**Task to complete**
With no images included, output each entry below exactly as it appears.

(Beginning of Dataset content)

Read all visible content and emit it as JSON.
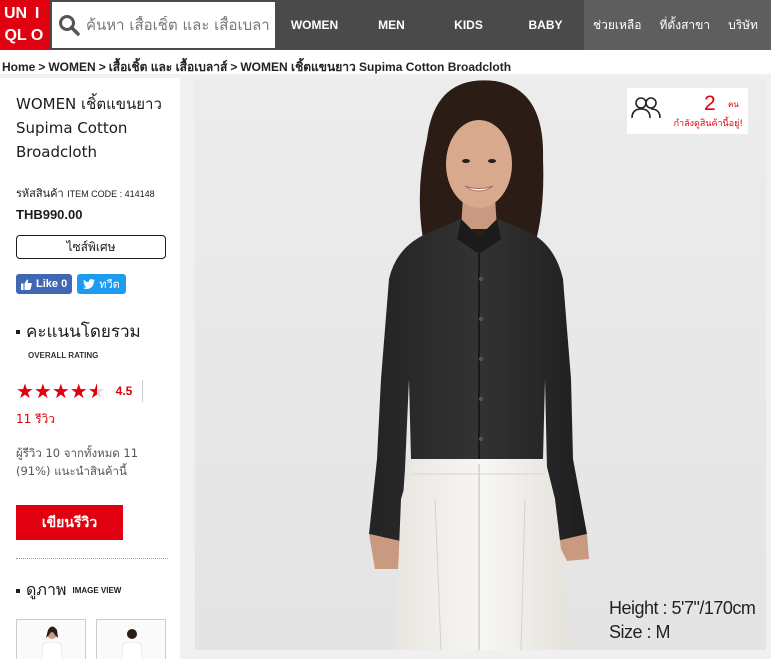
{
  "header": {
    "logo": [
      "UNI",
      "QLO"
    ],
    "search_placeholder": "ค้นหา เสื้อเชิ้ต และ เสื้อเบลาส์",
    "nav": [
      "WOMEN",
      "MEN",
      "KIDS",
      "BABY"
    ],
    "util": [
      "ช่วยเหลือ",
      "ที่ตั้งสาขา",
      "บริษัท"
    ]
  },
  "breadcrumb": [
    "Home",
    "WOMEN",
    "เสื้อเชิ้ต และ เสื้อเบลาส์",
    "WOMEN เชิ้ตแขนยาว Supima Cotton Broadcloth"
  ],
  "breadcrumb_sep": ">",
  "product": {
    "title": "WOMEN เชิ้ตแขนยาว Supima Cotton Broadcloth",
    "code_label": "รหัสสินค้า",
    "code_en": "ITEM CODE : 414148",
    "price": "THB990.00",
    "special_size_label": "ไซส์พิเศษ"
  },
  "social": {
    "like_label": "Like 0",
    "tweet_label": "ทวีต"
  },
  "rating": {
    "heading": "คะแนนโดยรวม",
    "heading_en": "OVERALL RATING",
    "stars_glyphs": "★★★★★",
    "stars_fraction": 0.9,
    "score": "4.5",
    "review_count": "11 รีวิว",
    "summary": "ผู้รีวิว 10 จากทั้งหมด 11 (91%) แนะนำสินค้านี้",
    "write_review": "เขียนรีวิว"
  },
  "image_view": {
    "heading": "ดูภาพ",
    "heading_en": "IMAGE VIEW"
  },
  "live_viewers": {
    "count": "2",
    "unit": "คน",
    "label": "กำลังดูสินค้านี้อยู่!"
  },
  "model_info": {
    "height": "Height : 5'7\"/170cm",
    "size": "Size : M"
  },
  "colors": {
    "brand_red": "#e0000f",
    "header_bg": "#4a4a4a",
    "util_bg": "#5e5e5e",
    "facebook": "#4267b2",
    "twitter": "#1d9bf0"
  }
}
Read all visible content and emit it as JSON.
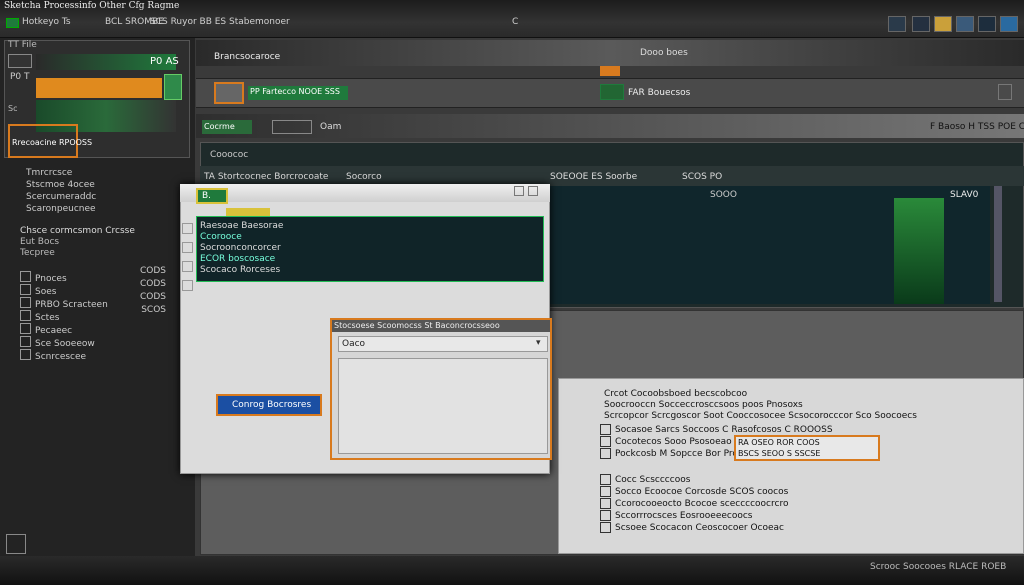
{
  "window": {
    "title": "Sketcha Processinfo Other Cfg Ragme"
  },
  "topbar": {
    "tabs": [
      "Hotkeyo Ts",
      "BCL SROMBE",
      "SCS Ruyor BB ES Stabemonoer",
      "C"
    ],
    "icons": [
      "monitor-icon",
      "chart-icon",
      "folder-icon",
      "user-icon",
      "display-icon",
      "globe-icon"
    ]
  },
  "left": {
    "header": "TT File",
    "badge": "P0 AS",
    "section": "P0 T",
    "selected": "Rrecoacine RPOOSS",
    "tree": [
      "Tmrcrcsce",
      "Stscmoe 4ocee",
      "Scercumeraddc",
      "Scaronpeucnee"
    ],
    "group_title": "Chsce cormcsmon Crcsse",
    "group_sub1": "Eut Bocs",
    "group_sub2": "Tecpree",
    "rows": [
      {
        "label": "Pnoces",
        "value": "CODS"
      },
      {
        "label": "Soes",
        "value": "CODS"
      },
      {
        "label": "PRBO Scracteen",
        "value": "CODS"
      },
      {
        "label": "Sctes",
        "value": "SCOS"
      },
      {
        "label": "Pecaeec",
        "value": ""
      },
      {
        "label": "Sce Sooeeow",
        "value": ""
      },
      {
        "label": "Scnrcescee",
        "value": ""
      }
    ]
  },
  "toolbar": {
    "title": "Brancsocaroce",
    "secondary": "Dooo boes",
    "row1_label": "PP Fartecco NOOE SSS",
    "row1_right": "FAR Bouecsos",
    "row2_label": "Cocrme",
    "row2_mid": "Oam",
    "row2_right": "F Baoso H TSS POE COS",
    "tab_label": "Cooococ"
  },
  "table": {
    "headers": [
      "TA Stortcocnec Borcrocoate",
      "Socorco",
      "SOEOOE ES Soorbe",
      "SCOS PO"
    ],
    "col_label": "SOOO",
    "right_value": "SLAV0"
  },
  "dialog": {
    "title": "B.",
    "list_items": [
      "Raesoae Baesorae",
      "Ccorooce",
      "Socroonconcorcer",
      "ECOR boscosace",
      "Scocaco Rorceses"
    ],
    "button": "Conrog Bocrosres",
    "sub_title": "Stocsoese Scoomocss St Baconcrocsseoo",
    "sub_select": "Oaco"
  },
  "bottom": {
    "heading1": "Crcot Cocoobsboed becscobcoo",
    "heading2": "Soocrooccn Socceccrosccsoos poos Pnosoxs",
    "heading3": "Scrcopcor Scrcgoscor Soot Cooccosocee Scsocorocccor Sco Soocoecs",
    "rows": [
      {
        "text": "Socasoe Sarcs Soccoos C Rasofcosos C ROOOSS",
        "value": ""
      },
      {
        "text": "Cocotecos Sooo Psosoeao",
        "value": "RA OSEO ROR COOS"
      },
      {
        "text": "Pockcosb M Sopcce Bor Proces",
        "value": "BSCS SEOO S SSCSE"
      }
    ],
    "list": [
      "Cocc Scsccccoos",
      "Socco Ecoocoe Corcosde SCOS coocos",
      "Ccorocooeocto Bcocoe sceccccoocrcro",
      "Sccorrrocsces Eosrooeeecoocs",
      "Scsoee Scocacon Ceoscocoer Ocoeac"
    ],
    "status": "Scrooc Soocooes RLACE ROEB"
  },
  "colors": {
    "accent_orange": "#d87a1e",
    "accent_green": "#1f7a3c",
    "accent_yellow": "#d9c23a",
    "accent_blue": "#1b4fa3"
  }
}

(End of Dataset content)

**Answer box**
Read all visible content and emit it as JSON.
{
  "header": {
    "logo": [
      "UNI",
      "QLO"
    ],
    "search_placeholder": "ค้นหา เสื้อเชิ้ต และ เสื้อเบลาส์",
    "nav": [
      "WOMEN",
      "MEN",
      "KIDS",
      "BABY"
    ],
    "util": [
      "ช่วยเหลือ",
      "ที่ตั้งสาขา",
      "บริษัท"
    ]
  },
  "breadcrumb": [
    "Home",
    "WOMEN",
    "เสื้อเชิ้ต และ เสื้อเบลาส์",
    "WOMEN เชิ้ตแขนยาว Supima Cotton Broadcloth"
  ],
  "breadcrumb_sep": ">",
  "product": {
    "title": "WOMEN เชิ้ตแขนยาว Supima Cotton Broadcloth",
    "code_label": "รหัสสินค้า",
    "code_en": "ITEM CODE : 414148",
    "price": "THB990.00",
    "special_size_label": "ไซส์พิเศษ"
  },
  "social": {
    "like_label": "Like 0",
    "tweet_label": "ทวีต"
  },
  "rating": {
    "heading": "คะแนนโดยรวม",
    "heading_en": "OVERALL RATING",
    "stars_glyphs": "★★★★★",
    "stars_fraction": 0.9,
    "score": "4.5",
    "review_count": "11 รีวิว",
    "summary": "ผู้รีวิว 10 จากทั้งหมด 11 (91%) แนะนำสินค้านี้",
    "write_review": "เขียนรีวิว"
  },
  "image_view": {
    "heading": "ดูภาพ",
    "heading_en": "IMAGE VIEW"
  },
  "live_viewers": {
    "count": "2",
    "unit": "คน",
    "label": "กำลังดูสินค้านี้อยู่!"
  },
  "model_info": {
    "height": "Height : 5'7\"/170cm",
    "size": "Size : M"
  },
  "colors": {
    "brand_red": "#e0000f",
    "header_bg": "#4a4a4a",
    "util_bg": "#5e5e5e",
    "facebook": "#4267b2",
    "twitter": "#1d9bf0"
  }
}
Read all visible content and emit it as JSON.
{
  "window": {
    "title": "Sketcha Processinfo Other Cfg Ragme"
  },
  "topbar": {
    "tabs": [
      "Hotkeyo Ts",
      "BCL SROMBE",
      "SCS Ruyor BB ES Stabemonoer",
      "C"
    ],
    "icons": [
      "monitor-icon",
      "chart-icon",
      "folder-icon",
      "user-icon",
      "display-icon",
      "globe-icon"
    ]
  },
  "left": {
    "header": "TT File",
    "badge": "P0 AS",
    "section": "P0 T",
    "selected": "Rrecoacine RPOOSS",
    "tree": [
      "Tmrcrcsce",
      "Stscmoe 4ocee",
      "Scercumeraddc",
      "Scaronpeucnee"
    ],
    "group_title": "Chsce cormcsmon Crcsse",
    "group_sub1": "Eut Bocs",
    "group_sub2": "Tecpree",
    "rows": [
      {
        "label": "Pnoces",
        "value": "CODS"
      },
      {
        "label": "Soes",
        "value": "CODS"
      },
      {
        "label": "PRBO Scracteen",
        "value": "CODS"
      },
      {
        "label": "Sctes",
        "value": "SCOS"
      },
      {
        "label": "Pecaeec",
        "value": ""
      },
      {
        "label": "Sce Sooeeow",
        "value": ""
      },
      {
        "label": "Scnrcescee",
        "value": ""
      }
    ]
  },
  "toolbar": {
    "title": "Brancsocaroce",
    "secondary": "Dooo boes",
    "row1_label": "PP Fartecco NOOE SSS",
    "row1_right": "FAR Bouecsos",
    "row2_label": "Cocrme",
    "row2_mid": "Oam",
    "row2_right": "F Baoso H TSS POE COS",
    "tab_label": "Cooococ"
  },
  "table": {
    "headers": [
      "TA Stortcocnec Borcrocoate",
      "Socorco",
      "SOEOOE ES Soorbe",
      "SCOS PO"
    ],
    "col_label": "SOOO",
    "right_value": "SLAV0"
  },
  "dialog": {
    "title": "B.",
    "list_items": [
      "Raesoae Baesorae",
      "Ccorooce",
      "Socroonconcorcer",
      "ECOR boscosace",
      "Scocaco Rorceses"
    ],
    "button": "Conrog Bocrosres",
    "sub_title": "Stocsoese Scoomocss St Baconcrocsseoo",
    "sub_select": "Oaco"
  },
  "bottom": {
    "heading1": "Crcot Cocoobsboed becscobcoo",
    "heading2": "Soocrooccn Socceccrosccsoos poos Pnosoxs",
    "heading3": "Scrcopcor Scrcgoscor Soot Cooccosocee Scsocorocccor Sco Soocoecs",
    "rows": [
      {
        "text": "Socasoe Sarcs Soccoos C Rasofcosos C ROOOSS",
        "value": ""
      },
      {
        "text": "Cocotecos Sooo Psosoeao",
        "value": "RA OSEO ROR COOS"
      },
      {
        "text": "Pockcosb M Sopcce Bor Proces",
        "value": "BSCS SEOO S SSCSE"
      }
    ],
    "list": [
      "Cocc Scsccccoos",
      "Socco Ecoocoe Corcosde SCOS coocos",
      "Ccorocooeocto Bcocoe sceccccoocrcro",
      "Sccorrrocsces Eosrooeeecoocs",
      "Scsoee Scocacon Ceoscocoer Ocoeac"
    ],
    "status": "Scrooc Soocooes RLACE ROEB"
  },
  "colors": {
    "accent_orange": "#d87a1e",
    "accent_green": "#1f7a3c",
    "accent_yellow": "#d9c23a",
    "accent_blue": "#1b4fa3"
  }
}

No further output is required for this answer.